Scientists Fight the sCAM Quacks
Posted by mattusmaximus on April 6, 2009
It seems that the current economic & political climate might be giving actual scientists the opportunity to take on a pseudoscience called CAM (Complementary & Alternative “Medicine”) – what I like to call sCAM – which has wormed its way into various U.S. medical institutions over the years.
The impending national discussion about broadening access to health care, improving medical practice and saving money is giving a group of scientists an opening to make a once-unthinkable proposal: Shut down the National Center for Complementary and Alternative Medicine at the National Institutes of Health.
The notion that the world’s best-known medical research agency sponsors studies of homeopathy, acupuncture, therapeutic touch and herbal medicine has always rankled many scientists. That the idea for its creation 17 years ago came from a U.S. senator newly converted to alternative medicine’s promise didn’t help.
This is great! Apparently, there is some belt-tightening going on at the National Institutes of Health, and the real scientists – you know, the ones who practice actual medicine – see a good opportunity to cut funding for the NCCAM woo.
Why is this important? Well, the article goes on to explain why…

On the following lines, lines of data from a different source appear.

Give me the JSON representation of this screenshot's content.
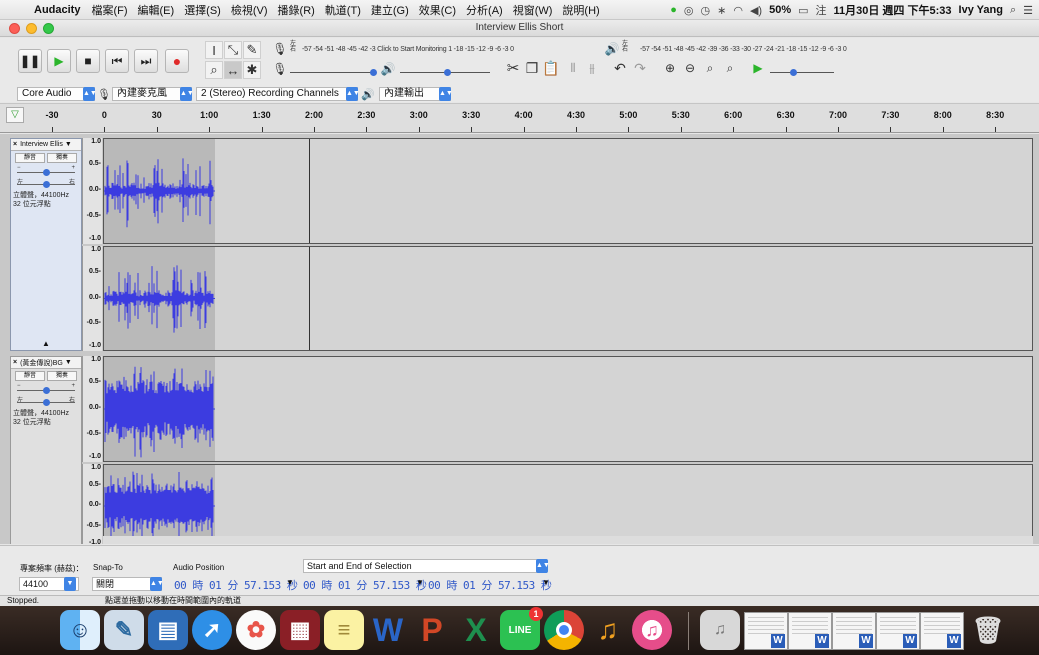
{
  "menubar": {
    "app_name": "Audacity",
    "menus": [
      "檔案(F)",
      "編輯(E)",
      "選擇(S)",
      "檢視(V)",
      "播錄(R)",
      "軌道(T)",
      "建立(G)",
      "效果(C)",
      "分析(A)",
      "視窗(W)",
      "說明(H)"
    ],
    "battery": "50%",
    "datetime": "11月30日 週四 下午5:33",
    "user": "Ivy Yang"
  },
  "window": {
    "title": "Interview Ellis Short"
  },
  "toolbar": {
    "meter_record_label": "-57 -54 -51 -48 -45 -42 -3 Click to Start Monitoring 1 -18 -15 -12 -9 -6 -3 0",
    "meter_play_label": "-57 -54 -51 -48 -45 -42 -39 -36 -33 -30 -27 -24 -21 -18 -15 -12 -9 -6 -3 0",
    "meter_left": "左",
    "meter_right": "右"
  },
  "device": {
    "host": "Core Audio",
    "input": "內建麥克風",
    "channels": "2 (Stereo) Recording Channels",
    "output": "內建輸出"
  },
  "ruler": {
    "labels": [
      "-30",
      "0",
      "30",
      "1:00",
      "1:30",
      "2:00",
      "2:30",
      "3:00",
      "3:30",
      "4:00",
      "4:30",
      "5:00",
      "5:30",
      "6:00",
      "6:30",
      "7:00",
      "7:30",
      "8:00",
      "8:30"
    ]
  },
  "tracks": [
    {
      "name": "Interview Ellis",
      "mute": "靜音",
      "solo": "獨奏",
      "info_line1": "立體聲，44100Hz",
      "info_line2": "32 位元浮點",
      "scale": [
        "1.0",
        "0.5-",
        "0.0-",
        "-0.5-",
        "-1.0"
      ]
    },
    {
      "name": "(黃金傳說)BG",
      "mute": "靜音",
      "solo": "獨奏",
      "info_line1": "立體聲，44100Hz",
      "info_line2": "32 位元浮點",
      "scale": [
        "1.0",
        "0.5-",
        "0.0-",
        "-0.5-",
        "-1.0"
      ]
    }
  ],
  "selection": {
    "rate_label": "專案頻率 (赫茲)：",
    "rate_value": "44100",
    "snap_label": "Snap-To",
    "snap_value": "關閉",
    "audio_pos_label": "Audio Position",
    "sel_mode": "Start and End of Selection",
    "audio_pos": "00 時 01 分 57.153 秒",
    "sel_start": "00 時 01 分 57.153 秒",
    "sel_end": "00 時 01 分 57.153 秒"
  },
  "status": {
    "state": "Stopped.",
    "hint": "點選並拖動以移動在時間範圍內的軌道"
  },
  "colors": {
    "waveform": "#3c3ce0",
    "accent": "#3f84e5"
  },
  "dock": {
    "apps": [
      "finder-icon",
      "preview-icon",
      "keynote-icon",
      "safari-icon",
      "photos-icon",
      "photo-booth-icon",
      "notes-icon",
      "word-icon",
      "powerpoint-icon",
      "excel-icon",
      "line-icon",
      "chrome-icon",
      "audacity-icon",
      "itunes-icon"
    ],
    "line_badge": "1"
  }
}
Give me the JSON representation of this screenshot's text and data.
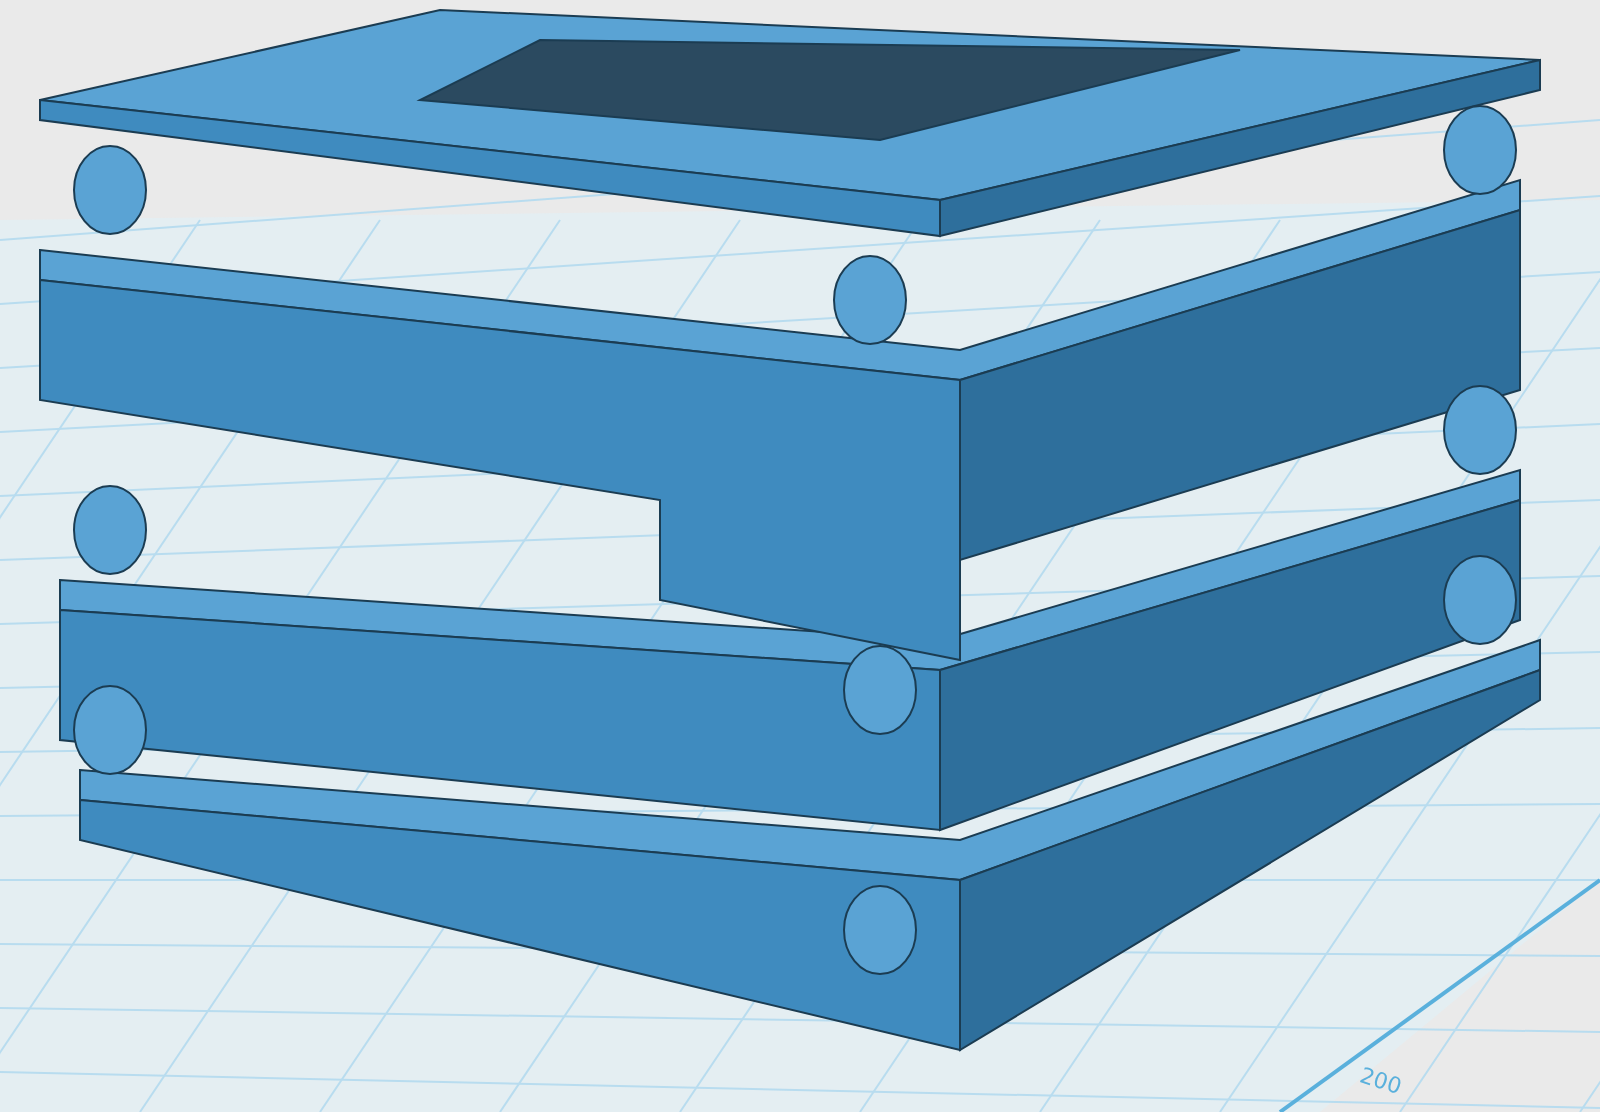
{
  "viewport": {
    "grid_label": "200"
  }
}
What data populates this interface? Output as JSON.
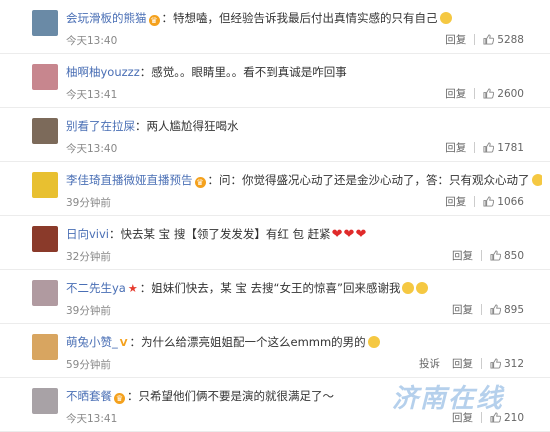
{
  "comments": [
    {
      "user": "会玩滑板的熊猫",
      "badge": "vip",
      "text": "：特想嗑，但经验告诉我最后付出真情实感的只有自己",
      "emoji": "face",
      "time": "今天13:40",
      "actions": [
        "回复"
      ],
      "likes": "5288",
      "avatar_color": "#6a8aa6"
    },
    {
      "user": "柚啊柚youzzz",
      "badge": "",
      "text": "：感觉。。眼睛里。。看不到真诚是咋回事",
      "emoji": "",
      "time": "今天13:41",
      "actions": [
        "回复"
      ],
      "likes": "2600",
      "avatar_color": "#c7868e"
    },
    {
      "user": "别看了在拉屎",
      "badge": "",
      "text": "：两人尴尬得狂喝水",
      "emoji": "",
      "time": "今天13:40",
      "actions": [
        "回复"
      ],
      "likes": "1781",
      "avatar_color": "#7c6a5a"
    },
    {
      "user": "李佳琦直播微娅直播预告",
      "badge": "vip",
      "text": "：问：你觉得盛况心动了还是金沙心动了，答：只有观众心动了",
      "emoji": "cat",
      "time": "39分钟前",
      "actions": [
        "回复"
      ],
      "likes": "1066",
      "avatar_color": "#e8c030"
    },
    {
      "user": "日向vivi",
      "badge": "",
      "text": "：快去某 宝 搜【领了发发发】有红 包 赶紧",
      "emoji": "hearts",
      "time": "32分钟前",
      "actions": [
        "回复"
      ],
      "likes": "850",
      "avatar_color": "#8a3a2a"
    },
    {
      "user": "不二先生ya",
      "badge": "star",
      "text": "：姐妹们快去，某 宝 去搜“女王的惊喜”回来感谢我",
      "emoji": "cats",
      "time": "39分钟前",
      "actions": [
        "回复"
      ],
      "likes": "895",
      "avatar_color": "#b09aa0"
    },
    {
      "user": "萌兔小赞_",
      "badge": "V",
      "text": "：为什么给漂亮姐姐配一个这么emmm的男的",
      "emoji": "face",
      "time": "59分钟前",
      "actions": [
        "投诉",
        "回复"
      ],
      "likes": "312",
      "avatar_color": "#d8a560"
    },
    {
      "user": "不晒套餐",
      "badge": "vip",
      "text": "：只希望他们俩不要是演的就很满足了～",
      "emoji": "",
      "time": "今天13:41",
      "actions": [
        "回复"
      ],
      "likes": "210",
      "avatar_color": "#a8a2a6"
    }
  ],
  "watermark": "济南在线"
}
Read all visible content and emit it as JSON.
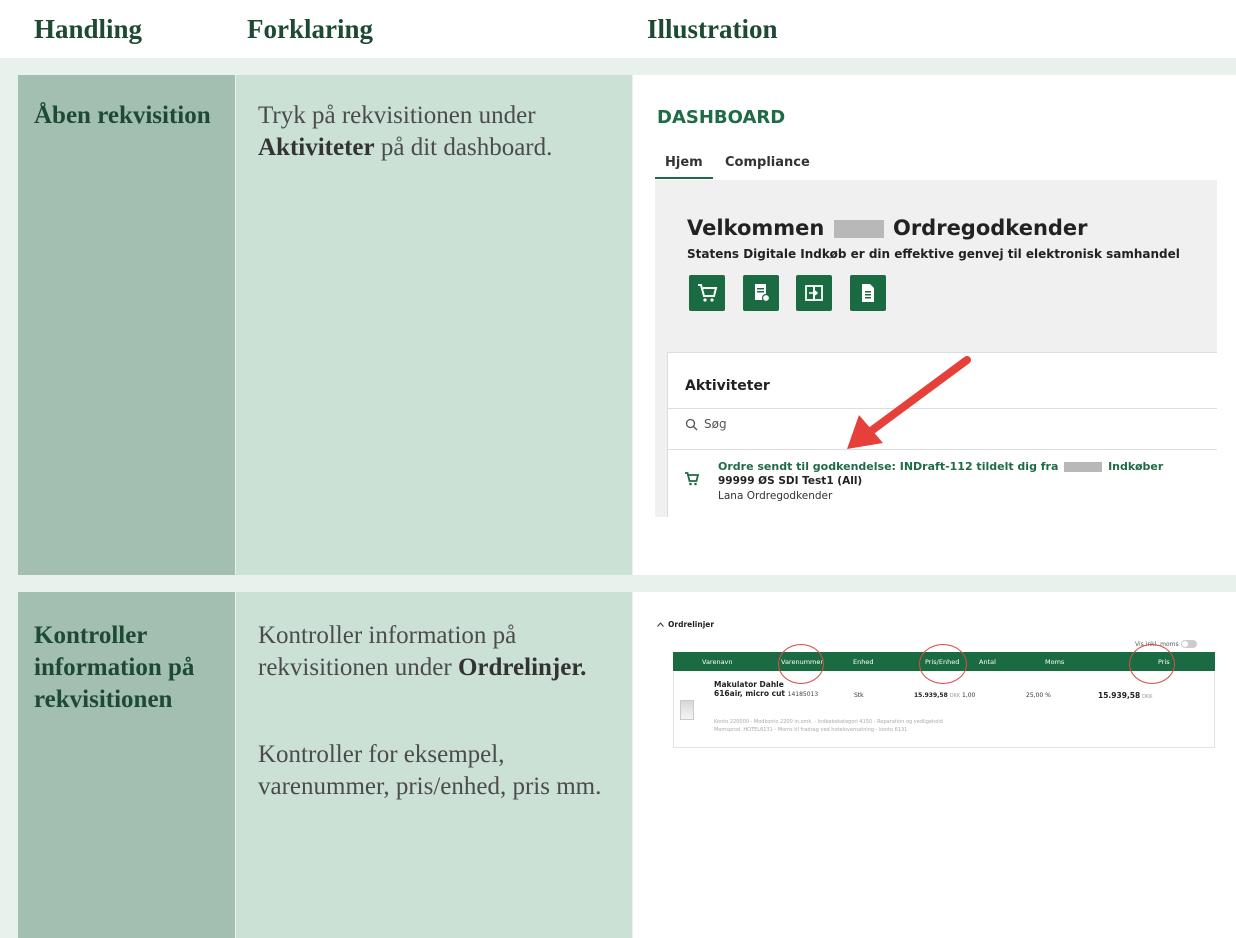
{
  "headers": {
    "handling": "Handling",
    "forklaring": "Forklaring",
    "illustration": "Illustration"
  },
  "rows": [
    {
      "handling": "Åben rekvisition",
      "forklaring": {
        "pre": "Tryk på rekvisitionen under ",
        "bold": "Aktiviteter",
        "post": " på dit dashboard."
      }
    },
    {
      "handling": "Kontroller information på rekvisitionen",
      "forklaring": {
        "p1_pre": "Kontroller information på rekvisitionen under ",
        "p1_bold": "Ordrelinjer.",
        "p2": "Kontroller for eksempel, varenummer, pris/enhed, pris mm."
      }
    }
  ],
  "dashboard": {
    "title": "DASHBOARD",
    "tabs": [
      "Hjem",
      "Compliance"
    ],
    "welcome_pre": "Velkommen",
    "welcome_post": "Ordregodkender",
    "subtitle": "Statens Digitale Indkøb er din effektive genvej til elektronisk samhandel",
    "quick_icons": [
      "cart-icon",
      "document-arrow-icon",
      "transfer-icon",
      "document-icon"
    ],
    "activities": {
      "title": "Aktiviteter",
      "search_placeholder": "Søg",
      "item": {
        "line1_pre": "Ordre sendt til godkendelse: INDraft-112 tildelt dig fra",
        "line1_post": "Indkøber",
        "line2": "99999 ØS SDI Test1 (All)",
        "line3": "Lana Ordregodkender"
      }
    },
    "colors": {
      "brand_green": "#1e6b45",
      "arrow_red": "#e5403a"
    }
  },
  "order_lines": {
    "title": "Ordrelinjer",
    "toggle_label": "Vis inkl. moms",
    "columns": [
      "Varenavn",
      "Varenummer",
      "Enhed",
      "Pris/Enhed",
      "Antal",
      "Moms",
      "Pris"
    ],
    "row": {
      "name_line1": "Makulator Dahle",
      "name_line2": "616air, micro cut",
      "varenummer": "14185013",
      "enhed": "Stk",
      "pris_enhed": "15.939,58",
      "currency": "DKK",
      "antal": "1,00",
      "moms": "25,00 %",
      "pris": "15.939,58",
      "meta1": "Konto 220000 - Modkonto 2200 in.omk. · Indkøbskategori 4150 - Reparation og vedligehold",
      "meta2": "Momsprod. HOTEL6131 - Moms til fradrag ved hotelovernatning - konto 6131"
    }
  }
}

Critics of alternative medicine say the vast majority of studies of homeopathy, acupuncture, therapeutic touch and other treatments based on unconventional understandings of physiology and disease have shown little or no effect. Further, they argue that the field’s more-plausible interventions — such as diet, relaxation, yoga and botanical remedies — can be studied just as well in other parts of NIH, where they would need to compete head-to-head with conventional research projects.
The critics say that alternative medicine (also known as “complementary” and “integrative” medicine, and disparagingly labeled “woo” by opponents) doesn’t need or deserve its own home at NIH.
“What has happened is that the very fact NIH is supporting a study is used to market alternative medicine,” said Steven Novella, a neurologist at Yale School of Medicine and editor of the Web site Science-Based Medicine (http://www.sciencebasedmedicine.org), where much of the anti-NCCAM discussion is taking place. “It is used to lend an appearance of legitimacy to treatments that are not legitimate.”
I would strongly reiterate Dr. Novella’s point here: there is no “alternative medicine” – that is a misnomer because the only real medicine is science-based medicine, which sCAM is not. To call sCAM “medicine” is to lend credibility where none exists; it would be like calling intelligent design creationism a credible “alternative” to evolutionary science! The fact that sCAMmers have gotten so many people to buy into the language of “alternative medicine” shows that, at least thus far, they have won the language & PR battle.
So, how can the pro-science & skeptical community fight back? First, I suggest that we adopt the advice of Dr. Stephen Barrett, author of the Quackwatch website, when he states that we shouldn’t call sCAM by the woo-preferred name of “alternative medicine” – rather, we should call it what it is: quackery.
Second, critics of sCAM quackery should consider contacting our representatives in Congress about this issue. And this is the prime time to do it, while the issue is hot on everyone’s mind, especially because the Senator that got NCCAM started, Tom Harkin, is now expressing considerably skepticism of the organization that he once championed. From the Washington Post article…
At a Senate committee hearing on integrative medicine held Feb. 26, Harkin said: “I want to lay down a . . . marker: If we fail to seize this unique opportunity to adopt a pragmatic, integrative approach to health care, then that, too, would constitute a serious failure.”
At the hearing, Harkin introduced Berkley W. Bedell, a six-term Democratic congressman from Iowa who retired in 1987 after contracting Lyme disease. Bedell credits alternative therapies for his recovery from that infection and later from prostate cancer. He helped convince the Iowa senator of alternative medicine’s promise.
Nevertheless, Harkin said he was somewhat disappointed in NCCAM’s work.
“One of the purposes when we drafted that legislation in 1992 . . . was to investigate and validate alternative approaches. Quite frankly, I must say it’s fallen short,” he told the committee.
See that last line? That’s code for “it doesn’t work,” and now even the man who got the NCCAM its start is beginning to see the truth.
Let’s stop throwing good money after bad, and let’s close down the NCCAM woo-factory. If we are going to have any real chance to meet the medical & health challenges of the 21st century, it isn’t going to be through New Age woo-woo masquerading as real medical science. We need to subject these quack claims to the same level of scientific rigor & scrutiny that all other medicines have to meet, and if they don’t work toss them out. After all, in some cases, it really is a matter of life & death – just take a look at What’s the Harm’s entries on sCAM quackery if you don’t believe me.